* [Prompt]: Only the lines from the one containing "Enumerate this screenshot's content" through the end of the data below should be copied, each exactly as written and with both ends kept.

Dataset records

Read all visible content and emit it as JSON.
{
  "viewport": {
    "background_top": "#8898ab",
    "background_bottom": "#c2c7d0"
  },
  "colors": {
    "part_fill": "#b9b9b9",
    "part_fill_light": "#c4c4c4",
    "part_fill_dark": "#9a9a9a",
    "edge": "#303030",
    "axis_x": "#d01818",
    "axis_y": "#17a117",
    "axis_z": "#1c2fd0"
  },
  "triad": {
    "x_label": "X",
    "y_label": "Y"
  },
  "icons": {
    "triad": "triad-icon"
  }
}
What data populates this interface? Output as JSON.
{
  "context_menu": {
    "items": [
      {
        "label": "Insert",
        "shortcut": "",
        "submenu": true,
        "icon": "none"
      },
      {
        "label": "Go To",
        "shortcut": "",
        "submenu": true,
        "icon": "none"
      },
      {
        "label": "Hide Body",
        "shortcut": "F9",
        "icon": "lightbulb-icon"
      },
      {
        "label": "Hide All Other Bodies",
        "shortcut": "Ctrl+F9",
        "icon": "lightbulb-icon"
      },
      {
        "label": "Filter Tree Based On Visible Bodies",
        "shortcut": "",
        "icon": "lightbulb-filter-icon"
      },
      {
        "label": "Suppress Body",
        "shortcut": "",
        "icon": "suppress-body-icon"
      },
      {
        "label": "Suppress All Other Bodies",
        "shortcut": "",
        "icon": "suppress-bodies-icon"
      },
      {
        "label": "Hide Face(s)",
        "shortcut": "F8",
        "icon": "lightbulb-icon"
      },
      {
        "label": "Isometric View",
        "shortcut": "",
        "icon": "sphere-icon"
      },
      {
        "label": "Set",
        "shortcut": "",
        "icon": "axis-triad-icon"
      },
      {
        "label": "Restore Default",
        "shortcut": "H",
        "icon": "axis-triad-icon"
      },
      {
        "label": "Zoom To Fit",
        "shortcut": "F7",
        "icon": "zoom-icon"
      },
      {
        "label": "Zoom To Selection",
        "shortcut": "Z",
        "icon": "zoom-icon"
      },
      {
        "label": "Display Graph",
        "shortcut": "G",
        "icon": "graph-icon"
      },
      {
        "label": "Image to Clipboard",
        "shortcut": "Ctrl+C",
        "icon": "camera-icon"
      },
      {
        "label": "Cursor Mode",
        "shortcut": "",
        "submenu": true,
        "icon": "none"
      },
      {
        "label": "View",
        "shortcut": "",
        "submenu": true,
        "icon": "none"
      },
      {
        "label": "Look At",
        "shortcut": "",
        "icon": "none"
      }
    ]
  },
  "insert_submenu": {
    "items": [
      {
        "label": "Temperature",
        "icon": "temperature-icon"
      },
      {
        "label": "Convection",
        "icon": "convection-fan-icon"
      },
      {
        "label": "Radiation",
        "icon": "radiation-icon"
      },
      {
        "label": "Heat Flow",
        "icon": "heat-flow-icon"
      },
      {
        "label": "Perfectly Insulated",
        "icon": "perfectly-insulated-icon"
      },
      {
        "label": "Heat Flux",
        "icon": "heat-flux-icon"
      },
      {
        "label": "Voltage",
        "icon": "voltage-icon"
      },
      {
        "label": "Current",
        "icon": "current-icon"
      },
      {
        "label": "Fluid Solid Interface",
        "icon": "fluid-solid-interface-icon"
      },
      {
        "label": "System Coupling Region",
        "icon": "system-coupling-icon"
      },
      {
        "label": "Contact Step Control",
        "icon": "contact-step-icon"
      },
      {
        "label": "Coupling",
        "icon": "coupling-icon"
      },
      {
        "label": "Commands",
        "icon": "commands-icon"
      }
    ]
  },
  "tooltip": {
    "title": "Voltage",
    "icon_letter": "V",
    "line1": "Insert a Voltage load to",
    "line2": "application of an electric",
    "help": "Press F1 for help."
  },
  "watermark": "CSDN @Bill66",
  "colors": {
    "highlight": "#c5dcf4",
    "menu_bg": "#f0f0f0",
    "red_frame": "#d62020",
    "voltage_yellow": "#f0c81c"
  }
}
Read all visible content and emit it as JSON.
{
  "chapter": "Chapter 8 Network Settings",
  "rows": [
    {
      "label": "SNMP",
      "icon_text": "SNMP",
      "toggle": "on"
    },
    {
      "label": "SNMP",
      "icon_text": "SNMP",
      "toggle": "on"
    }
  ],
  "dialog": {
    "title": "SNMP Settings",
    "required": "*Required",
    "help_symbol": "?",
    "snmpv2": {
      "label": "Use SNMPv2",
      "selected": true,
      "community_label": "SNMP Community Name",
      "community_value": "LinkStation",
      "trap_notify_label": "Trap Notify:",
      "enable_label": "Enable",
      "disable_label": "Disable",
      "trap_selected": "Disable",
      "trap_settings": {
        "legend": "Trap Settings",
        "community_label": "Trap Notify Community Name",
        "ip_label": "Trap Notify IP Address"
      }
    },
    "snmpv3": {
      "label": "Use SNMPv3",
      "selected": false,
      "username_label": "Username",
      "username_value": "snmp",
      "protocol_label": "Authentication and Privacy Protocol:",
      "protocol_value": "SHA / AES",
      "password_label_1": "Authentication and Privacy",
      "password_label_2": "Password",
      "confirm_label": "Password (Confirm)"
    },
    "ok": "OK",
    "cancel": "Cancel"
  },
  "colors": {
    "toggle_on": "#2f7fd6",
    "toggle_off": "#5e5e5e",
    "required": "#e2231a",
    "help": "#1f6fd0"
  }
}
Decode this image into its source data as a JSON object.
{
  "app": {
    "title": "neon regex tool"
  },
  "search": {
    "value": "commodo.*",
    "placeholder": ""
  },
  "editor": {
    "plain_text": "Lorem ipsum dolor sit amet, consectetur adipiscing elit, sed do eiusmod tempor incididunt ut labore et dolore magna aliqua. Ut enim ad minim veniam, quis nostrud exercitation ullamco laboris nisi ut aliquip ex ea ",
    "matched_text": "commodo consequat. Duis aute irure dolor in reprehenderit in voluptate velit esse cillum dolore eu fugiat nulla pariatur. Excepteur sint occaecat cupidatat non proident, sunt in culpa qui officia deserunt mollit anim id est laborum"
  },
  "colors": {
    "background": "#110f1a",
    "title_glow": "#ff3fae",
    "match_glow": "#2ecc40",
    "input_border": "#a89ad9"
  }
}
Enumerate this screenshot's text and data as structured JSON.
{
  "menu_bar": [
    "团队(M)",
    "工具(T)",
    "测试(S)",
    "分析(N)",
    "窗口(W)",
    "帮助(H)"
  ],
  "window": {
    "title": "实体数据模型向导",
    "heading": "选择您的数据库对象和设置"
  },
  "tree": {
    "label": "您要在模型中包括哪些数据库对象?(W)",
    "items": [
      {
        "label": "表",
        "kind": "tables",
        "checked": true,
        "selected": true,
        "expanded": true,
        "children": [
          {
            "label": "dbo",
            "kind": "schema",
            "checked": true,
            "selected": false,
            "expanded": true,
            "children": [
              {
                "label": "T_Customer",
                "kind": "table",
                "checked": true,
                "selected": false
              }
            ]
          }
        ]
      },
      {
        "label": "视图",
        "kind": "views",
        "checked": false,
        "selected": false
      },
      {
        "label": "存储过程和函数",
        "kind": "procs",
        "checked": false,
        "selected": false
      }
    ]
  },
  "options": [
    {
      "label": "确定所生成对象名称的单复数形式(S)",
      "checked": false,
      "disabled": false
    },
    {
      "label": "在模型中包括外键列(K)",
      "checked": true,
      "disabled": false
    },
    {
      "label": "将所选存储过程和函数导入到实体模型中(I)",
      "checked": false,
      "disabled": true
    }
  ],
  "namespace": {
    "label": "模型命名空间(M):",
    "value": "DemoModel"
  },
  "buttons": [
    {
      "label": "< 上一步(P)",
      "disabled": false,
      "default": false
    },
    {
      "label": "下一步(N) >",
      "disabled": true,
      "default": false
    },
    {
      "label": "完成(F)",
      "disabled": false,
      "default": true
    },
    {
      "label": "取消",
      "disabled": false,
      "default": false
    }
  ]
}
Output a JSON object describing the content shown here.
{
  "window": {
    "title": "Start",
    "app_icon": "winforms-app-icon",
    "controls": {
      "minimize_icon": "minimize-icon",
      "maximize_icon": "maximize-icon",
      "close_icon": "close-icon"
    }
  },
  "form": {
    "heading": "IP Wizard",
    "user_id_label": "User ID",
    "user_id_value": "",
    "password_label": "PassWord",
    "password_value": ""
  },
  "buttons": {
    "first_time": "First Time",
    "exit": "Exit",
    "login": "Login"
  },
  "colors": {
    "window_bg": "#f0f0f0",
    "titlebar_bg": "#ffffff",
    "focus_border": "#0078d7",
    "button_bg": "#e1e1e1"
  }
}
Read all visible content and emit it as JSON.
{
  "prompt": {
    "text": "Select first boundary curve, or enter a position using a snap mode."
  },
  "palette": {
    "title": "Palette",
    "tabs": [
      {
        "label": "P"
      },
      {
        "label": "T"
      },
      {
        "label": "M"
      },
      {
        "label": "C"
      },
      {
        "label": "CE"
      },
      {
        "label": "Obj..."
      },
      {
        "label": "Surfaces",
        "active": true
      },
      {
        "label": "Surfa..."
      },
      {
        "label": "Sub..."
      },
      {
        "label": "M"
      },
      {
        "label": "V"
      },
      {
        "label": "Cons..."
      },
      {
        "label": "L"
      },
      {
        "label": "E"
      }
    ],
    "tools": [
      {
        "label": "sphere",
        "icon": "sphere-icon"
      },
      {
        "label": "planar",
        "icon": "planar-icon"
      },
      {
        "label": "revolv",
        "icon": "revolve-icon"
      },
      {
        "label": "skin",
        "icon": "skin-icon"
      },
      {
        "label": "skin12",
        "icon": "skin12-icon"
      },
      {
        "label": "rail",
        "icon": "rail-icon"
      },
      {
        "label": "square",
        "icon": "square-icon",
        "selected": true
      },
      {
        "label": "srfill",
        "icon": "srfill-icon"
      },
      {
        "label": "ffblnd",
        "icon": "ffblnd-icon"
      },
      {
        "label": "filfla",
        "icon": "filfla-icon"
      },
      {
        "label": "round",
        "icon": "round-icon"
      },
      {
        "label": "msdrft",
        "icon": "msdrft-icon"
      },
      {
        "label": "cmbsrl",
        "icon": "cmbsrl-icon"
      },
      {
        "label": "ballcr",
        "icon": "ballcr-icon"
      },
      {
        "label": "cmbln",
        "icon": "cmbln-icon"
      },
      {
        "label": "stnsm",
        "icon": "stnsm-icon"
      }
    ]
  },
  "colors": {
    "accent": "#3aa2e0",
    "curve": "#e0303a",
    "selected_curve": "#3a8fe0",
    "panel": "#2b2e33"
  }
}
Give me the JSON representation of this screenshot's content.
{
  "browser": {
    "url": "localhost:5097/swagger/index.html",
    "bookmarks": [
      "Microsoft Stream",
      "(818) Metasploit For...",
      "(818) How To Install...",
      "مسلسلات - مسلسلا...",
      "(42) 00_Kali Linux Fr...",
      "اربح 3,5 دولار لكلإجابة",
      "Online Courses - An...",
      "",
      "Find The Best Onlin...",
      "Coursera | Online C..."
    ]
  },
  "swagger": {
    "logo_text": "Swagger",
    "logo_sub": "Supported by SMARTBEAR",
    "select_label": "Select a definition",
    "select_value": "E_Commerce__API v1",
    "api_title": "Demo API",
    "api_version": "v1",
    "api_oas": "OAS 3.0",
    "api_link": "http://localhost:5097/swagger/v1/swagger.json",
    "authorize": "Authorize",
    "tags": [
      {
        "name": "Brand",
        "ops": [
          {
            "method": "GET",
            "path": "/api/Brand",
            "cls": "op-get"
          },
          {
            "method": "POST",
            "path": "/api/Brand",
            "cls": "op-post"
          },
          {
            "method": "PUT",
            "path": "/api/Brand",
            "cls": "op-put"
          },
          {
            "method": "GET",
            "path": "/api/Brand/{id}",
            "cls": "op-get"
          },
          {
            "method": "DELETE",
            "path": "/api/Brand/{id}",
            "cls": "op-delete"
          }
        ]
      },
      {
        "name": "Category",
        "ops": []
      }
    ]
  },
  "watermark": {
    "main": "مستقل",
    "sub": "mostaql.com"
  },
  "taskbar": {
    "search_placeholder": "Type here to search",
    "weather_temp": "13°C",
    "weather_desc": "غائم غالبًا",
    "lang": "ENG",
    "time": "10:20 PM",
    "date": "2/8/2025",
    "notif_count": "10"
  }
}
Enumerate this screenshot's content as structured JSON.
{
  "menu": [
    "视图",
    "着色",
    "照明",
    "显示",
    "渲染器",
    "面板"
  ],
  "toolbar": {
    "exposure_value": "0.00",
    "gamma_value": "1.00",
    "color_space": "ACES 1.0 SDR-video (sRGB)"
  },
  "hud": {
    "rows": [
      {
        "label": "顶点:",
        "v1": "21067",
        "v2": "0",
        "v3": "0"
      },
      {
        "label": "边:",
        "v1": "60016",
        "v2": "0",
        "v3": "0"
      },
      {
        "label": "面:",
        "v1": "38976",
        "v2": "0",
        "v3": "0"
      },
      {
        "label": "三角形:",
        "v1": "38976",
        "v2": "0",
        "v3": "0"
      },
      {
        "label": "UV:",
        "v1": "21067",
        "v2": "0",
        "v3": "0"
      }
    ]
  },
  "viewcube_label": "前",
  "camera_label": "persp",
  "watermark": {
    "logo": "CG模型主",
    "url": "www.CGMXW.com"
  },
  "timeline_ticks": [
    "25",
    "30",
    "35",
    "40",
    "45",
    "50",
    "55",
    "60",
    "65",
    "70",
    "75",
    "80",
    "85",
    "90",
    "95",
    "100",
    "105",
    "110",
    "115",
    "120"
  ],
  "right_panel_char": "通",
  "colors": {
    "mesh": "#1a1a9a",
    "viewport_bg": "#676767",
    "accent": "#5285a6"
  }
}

* [Solution below]:
Enumerate this screenshot's content as structured JSON.
{
  "menu": [
    "视图",
    "着色",
    "照明",
    "显示",
    "渲染器",
    "面板"
  ],
  "toolbar": {
    "exposure_value": "0.00",
    "gamma_value": "1.00",
    "color_space": "ACES 1.0 SDR-video (sRGB)"
  },
  "hud": {
    "rows": [
      {
        "label": "顶点:",
        "v1": "21067",
        "v2": "0",
        "v3": "0"
      },
      {
        "label": "边:",
        "v1": "60016",
        "v2": "0",
        "v3": "0"
      },
      {
        "label": "面:",
        "v1": "38976",
        "v2": "0",
        "v3": "0"
      },
      {
        "label": "三角形:",
        "v1": "38976",
        "v2": "0",
        "v3": "0"
      },
      {
        "label": "UV:",
        "v1": "21067",
        "v2": "0",
        "v3": "0"
      }
    ]
  },
  "viewcube_label": "前",
  "camera_label": "persp",
  "watermark": {
    "logo": "CG模型主",
    "url": "www.CGMXW.com"
  },
  "timeline_ticks": [
    "25",
    "30",
    "35",
    "40",
    "45",
    "50",
    "55",
    "60",
    "65",
    "70",
    "75",
    "80",
    "85",
    "90",
    "95",
    "100",
    "105",
    "110",
    "115",
    "120"
  ],
  "right_panel_char": "通",
  "colors": {
    "mesh": "#1a1a9a",
    "viewport_bg": "#676767",
    "accent": "#5285a6"
  }
}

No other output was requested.